Participants must have completed a Gestalt coaching certification program or one or more intensive Gestalt OD experience(s) that is at least 15 classroom days in length prior to coming to this workshop. The basic gestalt concepts will not be reviewed in this intensive program. If you are unsure, please contact us for clarification or complete the application from which a decision will be made.

Limited Size

To maximize your experience, the class is limited to 16 gestalt advanced participants.

Punderson Manor Lodge


Punderson Manor Lodge DiningThe workshop will be at the Punderson State Park near Cleveland in Newbury, OH 44065. It is located on rolling hills overlooking the Punderson Lake with many hiking trails. There is a wonderful restaurant and bar for dining and after-hours enjoyment.

Room Reservations

Rooms have been reserved for this workshop. Please indicate “Gestalt Coaching Workshop” to get the reduced rate of $145.39 per night including breakfast buffet and a lite lunch for your room in the Manor. For those wanting time with friends, there are cabins for 2-4 people at $163.39 per person including breakfast buffet and a lite lunch.

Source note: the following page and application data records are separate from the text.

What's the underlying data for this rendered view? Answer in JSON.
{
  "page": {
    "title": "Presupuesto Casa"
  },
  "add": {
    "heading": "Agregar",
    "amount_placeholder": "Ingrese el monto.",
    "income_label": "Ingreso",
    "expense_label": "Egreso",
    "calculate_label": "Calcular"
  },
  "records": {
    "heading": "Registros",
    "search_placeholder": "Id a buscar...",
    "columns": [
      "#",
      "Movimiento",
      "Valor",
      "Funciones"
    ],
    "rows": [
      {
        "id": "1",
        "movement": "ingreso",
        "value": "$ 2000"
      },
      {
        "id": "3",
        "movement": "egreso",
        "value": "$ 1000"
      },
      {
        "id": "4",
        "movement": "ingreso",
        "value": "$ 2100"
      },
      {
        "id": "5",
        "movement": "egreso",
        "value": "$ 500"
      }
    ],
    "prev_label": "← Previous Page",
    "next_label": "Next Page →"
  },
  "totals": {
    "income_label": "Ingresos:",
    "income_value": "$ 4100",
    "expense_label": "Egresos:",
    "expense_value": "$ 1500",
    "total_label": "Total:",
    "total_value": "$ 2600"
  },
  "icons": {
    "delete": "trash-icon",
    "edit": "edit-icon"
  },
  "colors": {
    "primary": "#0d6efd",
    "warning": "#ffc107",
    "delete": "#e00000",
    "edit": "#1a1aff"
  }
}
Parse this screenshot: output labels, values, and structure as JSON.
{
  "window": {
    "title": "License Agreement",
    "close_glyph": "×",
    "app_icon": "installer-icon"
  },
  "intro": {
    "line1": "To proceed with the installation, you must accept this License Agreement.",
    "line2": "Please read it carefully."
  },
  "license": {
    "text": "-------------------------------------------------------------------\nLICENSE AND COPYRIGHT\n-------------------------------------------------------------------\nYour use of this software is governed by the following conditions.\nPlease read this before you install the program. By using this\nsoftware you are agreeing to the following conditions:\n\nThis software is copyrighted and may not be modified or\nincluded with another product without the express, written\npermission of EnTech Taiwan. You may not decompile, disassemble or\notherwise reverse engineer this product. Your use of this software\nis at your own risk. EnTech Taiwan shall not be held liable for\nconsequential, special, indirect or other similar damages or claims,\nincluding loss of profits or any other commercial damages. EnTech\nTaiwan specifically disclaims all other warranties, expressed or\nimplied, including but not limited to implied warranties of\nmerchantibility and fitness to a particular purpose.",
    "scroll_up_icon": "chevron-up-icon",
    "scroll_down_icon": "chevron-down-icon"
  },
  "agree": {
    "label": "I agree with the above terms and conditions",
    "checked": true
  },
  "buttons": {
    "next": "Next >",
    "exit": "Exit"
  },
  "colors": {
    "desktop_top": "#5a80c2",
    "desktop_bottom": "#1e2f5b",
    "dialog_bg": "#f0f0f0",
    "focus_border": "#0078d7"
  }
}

Contact Punderson directly at (440) 564-9144.


It is approximately a one-hour trip to Punderson from either the Cleveland Hopkins or the Akron/Canton airports. Rental cars are available at the airports or there is an excellent Limo service. Contact SHIMA LIMOUSINE SERVICE, INC., 7555 Tyler Blvd #12, Mentor OH 44060. Phone: 440-918-6400, Email: I suggest coordinating and sharing rides.

Professional Requirements

Participants should have completed a Gestalt Clinical Training program, a Gestalt, Ontological, or Present-centered coaching program or one or more intensive Gestalt OD Experience(s) prior to coming to this workshop. The basic gestalt concepts will not be reviewed in this intensive program. If you are unsure, please contact us for clarification or complete the application from which a decision will be made.


The fee for Gestalt Coaching: A Journey into Advanced Skill Building including all materials is $2900.00. There is a $400 discount if paid in full by September 1, 2013. Make checks payable and mail to Cleveland Consulting Group, Inc., 9796 Cedar Road, Novelty Ohio 44072-9747.

An application fee of $200 may be submitted to hold your place. The balance owed will be $2,300 if paid by September 1, 2012, or $2,700 if paid after. The balance is due before the workshop begins.

Register Now


Herb Stevenson will facilitate the workshop.

Drinking from the Gestalt Well

Due to the highly talented nature of the participants, we will draw upon each other to deepen the learning.

Course Topics

The following articles will be used in the program:

  • A Gestalt Approach to Coaching: Ground Building
  • Coaching at the Point of Contact: A Gestalt Approach
  • Coaching Perceptual Patterns: Finding the Real Issue
  • Coaching the Urgency/Priority Paradox
  • The Impact of Culture on Coaching
  • The Impact of Organizational Culture on Coaching, Part 1
  • The Impact of Organizational Culture on Coaching, Part 2
  • Gestalt Contact Styles
  • Gestalt Understanding Space & Time in Coaching
  • Anxiety and Fear in Coaching
  • Coaching the Narcissistic Personality
  • Paradoxical Theory of Change
  • Parallel Processes in Organizational Situations


To Top